It seems that the dictatorships invented it but the inverted C is the counterpart of the Copyright symbol. It was created in 1976 and published with a small software to save RAM memory in the then rudimentary computer industry.
Although its origin has nothing to do with human rights, it leads me to draw a parallel with the errors and injustices that still exist in the world and which prevent entire peoples and large social groups, for ethnic, cultural or other reasons, from having the guarantee of a decent life.
Many governments evade the accusations about their negative records on respect for fundamental rights on the grounds of poverty.
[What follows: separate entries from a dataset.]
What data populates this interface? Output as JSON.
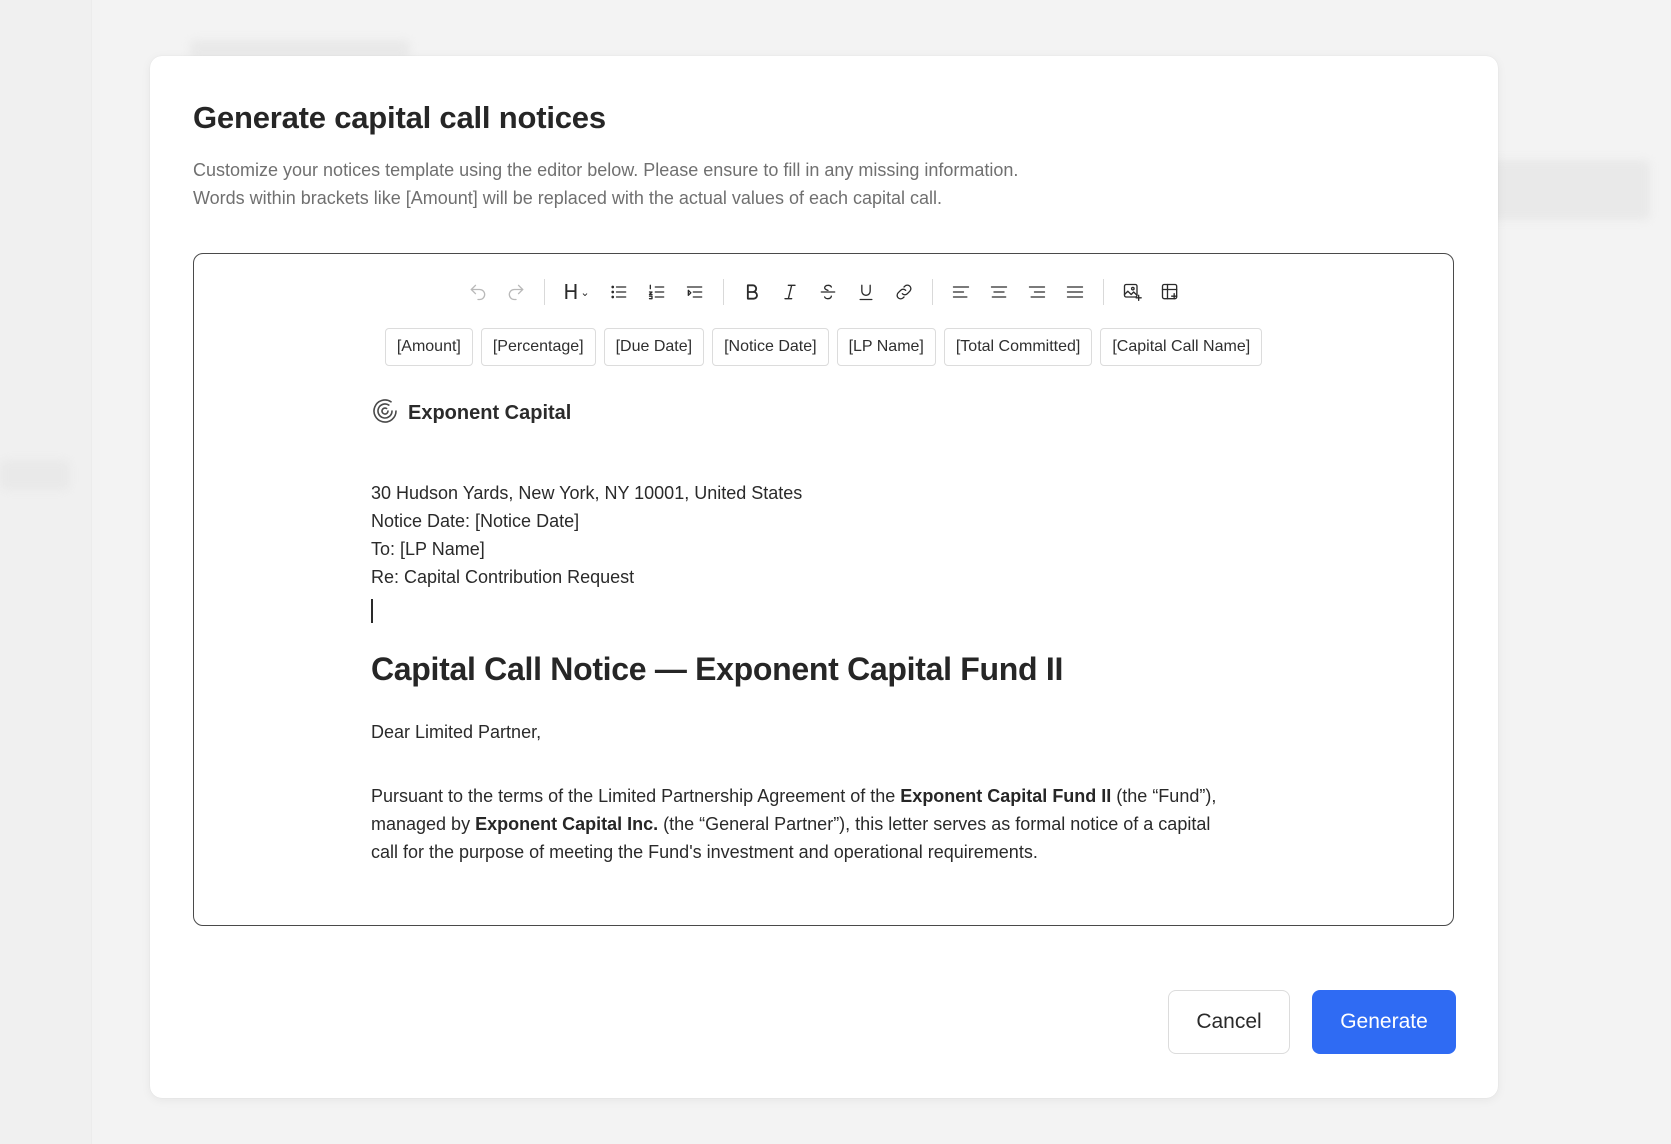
{
  "modal": {
    "title": "Generate capital call notices",
    "description_line1": "Customize your notices template using the editor below. Please ensure to fill in any missing information.",
    "description_line2": "Words within brackets like [Amount] will be replaced with the actual values of each capital call."
  },
  "toolbar": {
    "heading_label": "H",
    "icons": [
      "undo-icon",
      "redo-icon",
      "heading-dropdown",
      "bullet-list-icon",
      "ordered-list-icon",
      "indent-list-icon",
      "bold-icon",
      "italic-icon",
      "strikethrough-icon",
      "underline-icon",
      "link-icon",
      "align-left-icon",
      "align-center-icon",
      "align-right-icon",
      "align-justify-icon",
      "insert-image-icon",
      "insert-table-icon"
    ]
  },
  "placeholders": [
    "[Amount]",
    "[Percentage]",
    "[Due Date]",
    "[Notice Date]",
    "[LP Name]",
    "[Total Committed]",
    "[Capital Call Name]"
  ],
  "document": {
    "brand_name": "Exponent Capital",
    "address": "30 Hudson Yards, New York, NY 10001, United States",
    "notice_date": "Notice Date:  [Notice Date]",
    "to": "To:  [LP Name]",
    "re": "Re: Capital Contribution Request",
    "heading": "Capital Call Notice — Exponent Capital Fund II",
    "salutation": "Dear Limited Partner,",
    "para_1": "Pursuant to the terms of the Limited Partnership Agreement of the ",
    "para_bold_1": "Exponent Capital Fund II",
    "para_2": " (the “Fund”), managed by ",
    "para_bold_2": "Exponent Capital Inc.",
    "para_3": " (the “General Partner”), this letter serves as formal notice of a capital call for the purpose of meeting the Fund's investment and operational requirements."
  },
  "actions": {
    "cancel_label": "Cancel",
    "generate_label": "Generate"
  },
  "colors": {
    "primary": "#2f6bf3",
    "text": "#262626",
    "muted": "#707070",
    "border": "#dcdcdc"
  }
}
Others wriggle out of the issue with the simplistic justification of the role of rich countries and the shameful scar of colonialism.
There are also places like Cuba, where governments prevent their citizens — under the guise of an ideology and historically outdated disputes with their American neighbors — from exercising their rights fully.
We are a gagged people of whispers, while most of the world calls out their achievements and demands more and more freedom for themselves and their children. The Cuban totalitarian system bases its strategy of manipulation of human rights on the pillars of the right to life, education, culture and health, while the all other rights are routinely violated, even if all are interdependent and indivisible.
Thus, they have never published the text of the Universal Declaration of Human Rights, issued by the United Nations in 1948. Their cadres and empowered notables, repeat the unsustainable argument that the Cuban government is the best example in terms of respect for these rights, although they are reluctant to ratify and implement the International Covenants and Protocols, which they are legally obliged to honor.
Generally, Cuban authorities tend to stain Human Rights Day, which precedes Christmas, with intransigence and arbitrary arrests harmful to freedom of thought, the conciliatory and fraternal spirit of the festivities, while the alternative political society in Cuba celebrates this significant date with various civic activities.
At present, the Cuban dictatorship has introduced to the part of society that responds to their interests a certain permissibility to public recognition of Human Rights Day on December 10. Gradually the clouds of intolerance are moved by new winds which — manipulatively or not — incorporate new phrases into the rigid vocabulary of the slogans of the adherents of totalitarianism.
This more than fifty-year old model imposed on us forces us to live in a sociopolitical and economic order in which they determine the concepts and categories of rights and decide what we may exercise and enjoy in society.
We Cubans who love liberty, watch with indignation as one part of the human leaders of Cuba re-emphasize their attitude of considering themselves above the rest of us, and fundamentally save and preserve their left, without considering the civil and political rights of the rest of their compatriots.
We continue working with the certainty that the day is every closer when we will eliminate this rod, more punishing than disciplinary, with which the government beats us and prevents our advancing toward the gradual introduction of the exercise of the rights and freedoms of our people, as a preamble to full democracy we Cubans deserve.
December 17 2012